### PROMPT
Go through the data below line by line and report how many lines contain "description", giving only that figure.

☆ ☆ ☆

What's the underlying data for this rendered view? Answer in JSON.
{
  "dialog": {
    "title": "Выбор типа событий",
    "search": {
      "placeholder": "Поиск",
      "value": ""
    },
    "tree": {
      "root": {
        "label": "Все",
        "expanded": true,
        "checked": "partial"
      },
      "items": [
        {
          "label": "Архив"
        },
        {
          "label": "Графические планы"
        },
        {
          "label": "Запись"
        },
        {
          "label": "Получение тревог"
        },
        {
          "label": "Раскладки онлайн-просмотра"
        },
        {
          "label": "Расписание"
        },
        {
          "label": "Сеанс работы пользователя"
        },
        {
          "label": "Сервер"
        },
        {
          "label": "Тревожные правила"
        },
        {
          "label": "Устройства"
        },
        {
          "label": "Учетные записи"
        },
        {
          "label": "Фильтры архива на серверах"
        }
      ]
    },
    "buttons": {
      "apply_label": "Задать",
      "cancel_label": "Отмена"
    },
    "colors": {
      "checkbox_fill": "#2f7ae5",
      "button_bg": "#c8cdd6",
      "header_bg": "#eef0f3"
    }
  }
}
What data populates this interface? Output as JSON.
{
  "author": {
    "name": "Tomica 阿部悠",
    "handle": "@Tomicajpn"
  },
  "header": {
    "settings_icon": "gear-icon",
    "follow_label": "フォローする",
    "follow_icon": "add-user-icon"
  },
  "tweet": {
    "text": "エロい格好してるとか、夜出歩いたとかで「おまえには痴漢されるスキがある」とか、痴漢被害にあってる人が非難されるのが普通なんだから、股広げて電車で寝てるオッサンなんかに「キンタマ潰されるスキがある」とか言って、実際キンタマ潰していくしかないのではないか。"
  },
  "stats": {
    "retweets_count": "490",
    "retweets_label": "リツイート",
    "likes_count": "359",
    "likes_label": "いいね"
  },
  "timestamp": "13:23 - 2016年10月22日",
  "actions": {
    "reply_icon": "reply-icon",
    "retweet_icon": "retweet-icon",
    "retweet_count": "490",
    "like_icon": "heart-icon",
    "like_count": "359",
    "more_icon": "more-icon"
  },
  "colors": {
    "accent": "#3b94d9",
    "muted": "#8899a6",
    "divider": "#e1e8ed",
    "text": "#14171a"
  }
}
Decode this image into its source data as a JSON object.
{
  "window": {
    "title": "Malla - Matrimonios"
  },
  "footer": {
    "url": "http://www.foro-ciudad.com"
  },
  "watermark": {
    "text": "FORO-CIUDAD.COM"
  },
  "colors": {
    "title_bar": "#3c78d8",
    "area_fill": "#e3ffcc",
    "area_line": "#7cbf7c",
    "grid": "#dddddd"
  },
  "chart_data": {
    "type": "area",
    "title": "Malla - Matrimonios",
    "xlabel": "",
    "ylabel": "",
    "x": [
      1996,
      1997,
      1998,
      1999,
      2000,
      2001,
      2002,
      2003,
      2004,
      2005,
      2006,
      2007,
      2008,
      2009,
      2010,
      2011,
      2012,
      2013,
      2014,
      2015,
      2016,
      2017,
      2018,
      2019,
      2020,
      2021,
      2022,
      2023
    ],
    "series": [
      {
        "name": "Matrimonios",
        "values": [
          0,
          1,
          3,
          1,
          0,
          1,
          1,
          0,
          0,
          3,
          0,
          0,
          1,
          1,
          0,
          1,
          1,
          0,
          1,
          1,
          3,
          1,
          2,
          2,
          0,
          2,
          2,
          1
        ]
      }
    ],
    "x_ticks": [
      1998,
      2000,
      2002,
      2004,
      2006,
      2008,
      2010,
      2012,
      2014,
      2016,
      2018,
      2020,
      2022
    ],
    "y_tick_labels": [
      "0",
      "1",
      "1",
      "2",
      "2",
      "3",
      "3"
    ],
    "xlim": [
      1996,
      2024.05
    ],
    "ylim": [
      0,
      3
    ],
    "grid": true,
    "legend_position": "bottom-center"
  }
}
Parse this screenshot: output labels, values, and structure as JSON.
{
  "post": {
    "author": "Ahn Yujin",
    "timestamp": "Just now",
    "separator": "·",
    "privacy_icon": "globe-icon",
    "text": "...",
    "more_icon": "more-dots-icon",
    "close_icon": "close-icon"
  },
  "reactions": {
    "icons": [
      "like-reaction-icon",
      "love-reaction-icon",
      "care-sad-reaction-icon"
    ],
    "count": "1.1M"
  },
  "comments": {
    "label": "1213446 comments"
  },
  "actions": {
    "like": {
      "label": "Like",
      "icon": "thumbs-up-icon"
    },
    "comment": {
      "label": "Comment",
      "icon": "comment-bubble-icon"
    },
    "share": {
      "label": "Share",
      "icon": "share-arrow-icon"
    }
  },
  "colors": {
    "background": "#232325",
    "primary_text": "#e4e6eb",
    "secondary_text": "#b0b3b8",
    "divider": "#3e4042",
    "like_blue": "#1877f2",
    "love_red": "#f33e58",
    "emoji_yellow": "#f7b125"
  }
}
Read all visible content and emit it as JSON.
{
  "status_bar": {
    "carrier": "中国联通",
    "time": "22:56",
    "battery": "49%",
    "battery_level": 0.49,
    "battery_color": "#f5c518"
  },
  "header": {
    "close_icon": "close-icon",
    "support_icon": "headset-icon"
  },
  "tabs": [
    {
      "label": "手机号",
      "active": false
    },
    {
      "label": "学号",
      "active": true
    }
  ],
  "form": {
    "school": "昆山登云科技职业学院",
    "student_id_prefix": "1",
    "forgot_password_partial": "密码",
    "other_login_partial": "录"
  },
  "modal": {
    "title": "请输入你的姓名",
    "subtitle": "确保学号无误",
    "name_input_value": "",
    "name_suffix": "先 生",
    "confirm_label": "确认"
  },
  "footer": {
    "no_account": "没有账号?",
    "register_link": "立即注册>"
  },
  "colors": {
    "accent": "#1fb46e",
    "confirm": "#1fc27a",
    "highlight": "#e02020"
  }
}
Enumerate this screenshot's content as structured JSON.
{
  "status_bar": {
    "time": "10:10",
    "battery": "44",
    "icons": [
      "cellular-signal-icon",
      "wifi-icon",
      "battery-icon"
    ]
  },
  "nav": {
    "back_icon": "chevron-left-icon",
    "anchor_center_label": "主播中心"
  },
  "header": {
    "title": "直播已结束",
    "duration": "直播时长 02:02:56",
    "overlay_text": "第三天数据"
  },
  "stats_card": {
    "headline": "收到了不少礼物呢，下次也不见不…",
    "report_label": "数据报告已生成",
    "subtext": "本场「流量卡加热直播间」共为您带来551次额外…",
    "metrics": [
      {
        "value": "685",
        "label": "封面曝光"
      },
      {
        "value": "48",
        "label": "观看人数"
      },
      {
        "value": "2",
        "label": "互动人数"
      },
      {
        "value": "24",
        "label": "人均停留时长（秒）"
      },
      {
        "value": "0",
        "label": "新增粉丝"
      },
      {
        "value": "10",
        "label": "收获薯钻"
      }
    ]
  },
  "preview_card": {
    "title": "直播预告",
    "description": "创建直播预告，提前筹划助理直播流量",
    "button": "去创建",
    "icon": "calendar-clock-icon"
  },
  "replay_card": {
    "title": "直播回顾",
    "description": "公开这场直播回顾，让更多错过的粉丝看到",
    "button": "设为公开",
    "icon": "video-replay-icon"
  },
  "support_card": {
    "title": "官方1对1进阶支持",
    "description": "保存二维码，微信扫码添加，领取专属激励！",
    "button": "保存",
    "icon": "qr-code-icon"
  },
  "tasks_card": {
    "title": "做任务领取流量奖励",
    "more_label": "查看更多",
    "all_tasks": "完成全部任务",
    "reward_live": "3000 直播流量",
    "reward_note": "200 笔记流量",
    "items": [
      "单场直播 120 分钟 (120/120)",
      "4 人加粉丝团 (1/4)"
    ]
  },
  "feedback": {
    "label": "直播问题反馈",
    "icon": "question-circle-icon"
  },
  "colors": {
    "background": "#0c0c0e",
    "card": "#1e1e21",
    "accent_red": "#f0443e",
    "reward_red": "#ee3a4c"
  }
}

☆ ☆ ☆

### TASK OUTPUT
3